The latest fine is against a payment provider who did not properly follow its own guidelines for onboarding new merchants. The result was the fraudulent charges against consumers of more than $2.38 million. The business has been ordered by Federal Court to pay $1,779,000 in consumer redress and end the illegal practices.
…the payment processor did not follow its own guidelines for new merchants and did not check addresses, phone numbers, or references the bogus merchant provided. The FTC alleged that the defendants anticipated that the scam would generate high return rates, that they did not request or obtain proof that consumers had authorized debits to their accounts, and that they continued to process charges even after receiving complaints from consumers and banks and unacceptable explanations about unauthorized debits from the merchant. The complaint alleged that more than 70 percent of the merchant’s transactions were returned or refused by the consumers’ banks
What is interesting is – what type of risk management practices existed in the business to let this occur for so long, and what audit efforts were conducted that did not catch these deficiencies in existing controls?
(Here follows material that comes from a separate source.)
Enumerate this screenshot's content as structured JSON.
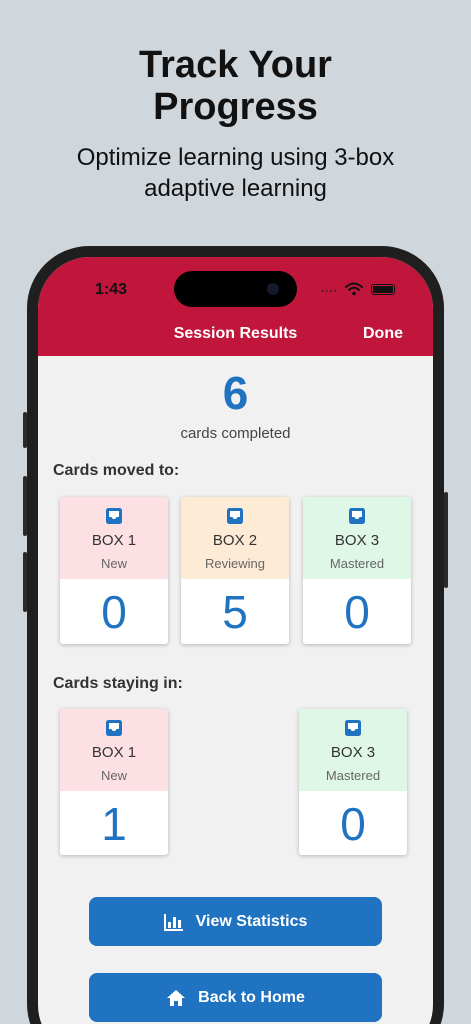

Guidelines and proper business practices are NOT check boxes for the sole purpose of checking them, but to be adhered in a manner that ensures the operational integrity of the business and the fidelity of operations.
James DeLuccia IV